Supreme Court decision first step in redistricting reform
Democrats regained control of the U.S. House on Nov. 7.
Since then, conservative and right-libertarian national pundits have worked hard promoting their revisionist views on government and politics.
Closer to home, Lowman S. Henry, of Harrisburg’s Lincoln Institute, published an opinion piece on gerrymandering and redistricting reform in Pennsylvania that gives the more widely read columnists a run for their money for distortion and selective omissions of inconvenient facts. Critically, given the target of his concerns, Mr. Lohman does not know the meaning of gerrymander.
He describes the 2018 decision of the Pennsylvania Supreme Court, and the subsequent re-drawing of the Republican-created Congressional district map, as a Democratic re-gerrymandering of Pennsylvania’s House seats.
Gerrymandering is the manipulation of electoral boundaries to favor one party over another.
In 2016, Democratic registrations represented more than 49 percent of Pennsylvania voters, Republicans 38 percent, and third parties and Independents 13 percent.
The Republican map gave their party 72% of Pennsylvania’s Congressional seats, or 13 wins out of 18 races. Trump won the state with only 48 percent of the 2016 vote.
This equates to nine seats. What did the supposed Democratic re-gerrymandering produce? Based on registrations, Democrats would have won 10 seats. They won nine. A child with a tablet and mapping software could have created a gerrymandered map giving Democrats at least 14.

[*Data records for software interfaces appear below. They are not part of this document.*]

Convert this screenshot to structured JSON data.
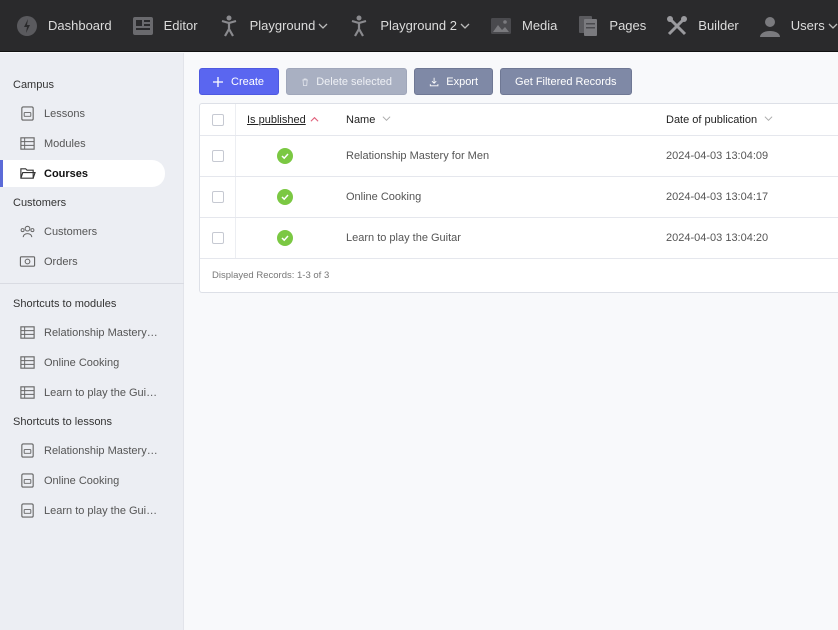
{
  "nav": [
    {
      "label": "Dashboard",
      "icon": "dashboard-icon",
      "dropdown": false
    },
    {
      "label": "Editor",
      "icon": "editor-icon",
      "dropdown": false
    },
    {
      "label": "Playground",
      "icon": "playground-icon",
      "dropdown": true
    },
    {
      "label": "Playground 2",
      "icon": "playground-2-icon",
      "dropdown": true
    },
    {
      "label": "Media",
      "icon": "media-icon",
      "dropdown": false
    },
    {
      "label": "Pages",
      "icon": "pages-icon",
      "dropdown": false
    },
    {
      "label": "Builder",
      "icon": "builder-icon",
      "dropdown": false
    },
    {
      "label": "Users",
      "icon": "users-icon",
      "dropdown": true
    }
  ],
  "sidebar": {
    "sections": [
      {
        "title": "Campus",
        "items": [
          {
            "label": "Lessons",
            "icon": "lesson-icon",
            "active": false
          },
          {
            "label": "Modules",
            "icon": "table-icon",
            "active": false
          },
          {
            "label": "Courses",
            "icon": "folder-icon",
            "active": true
          }
        ]
      },
      {
        "title": "Customers",
        "items": [
          {
            "label": "Customers",
            "icon": "people-icon",
            "active": false
          },
          {
            "label": "Orders",
            "icon": "money-icon",
            "active": false
          }
        ]
      },
      {
        "title": "Shortcuts to modules",
        "items": [
          {
            "label": "Relationship Mastery for Men",
            "icon": "table-icon",
            "active": false
          },
          {
            "label": "Online Cooking",
            "icon": "table-icon",
            "active": false
          },
          {
            "label": "Learn to play the Guitar",
            "icon": "table-icon",
            "active": false
          }
        ]
      },
      {
        "title": "Shortcuts to lessons",
        "items": [
          {
            "label": "Relationship Mastery for Men",
            "icon": "lesson-icon",
            "active": false
          },
          {
            "label": "Online Cooking",
            "icon": "lesson-icon",
            "active": false
          },
          {
            "label": "Learn to play the Guitar",
            "icon": "lesson-icon",
            "active": false
          }
        ]
      }
    ]
  },
  "toolbar": {
    "create": "Create",
    "delete": "Delete selected",
    "export": "Export",
    "filtered": "Get Filtered Records"
  },
  "table": {
    "columns": {
      "published": "Is published",
      "name": "Name",
      "date": "Date of publication"
    },
    "rows": [
      {
        "published": true,
        "name": "Relationship Mastery for Men",
        "date": "2024-04-03 13:04:09"
      },
      {
        "published": true,
        "name": "Online Cooking",
        "date": "2024-04-03 13:04:17"
      },
      {
        "published": true,
        "name": "Learn to play the Guitar",
        "date": "2024-04-03 13:04:20"
      }
    ],
    "footer": "Displayed Records: 1-3 of 3"
  },
  "colors": {
    "accent": "#5a66f0",
    "published": "#7bc843",
    "topbar": "#2a2a2c"
  }
}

If what Democrats did was gerrymandering, they did it poorly.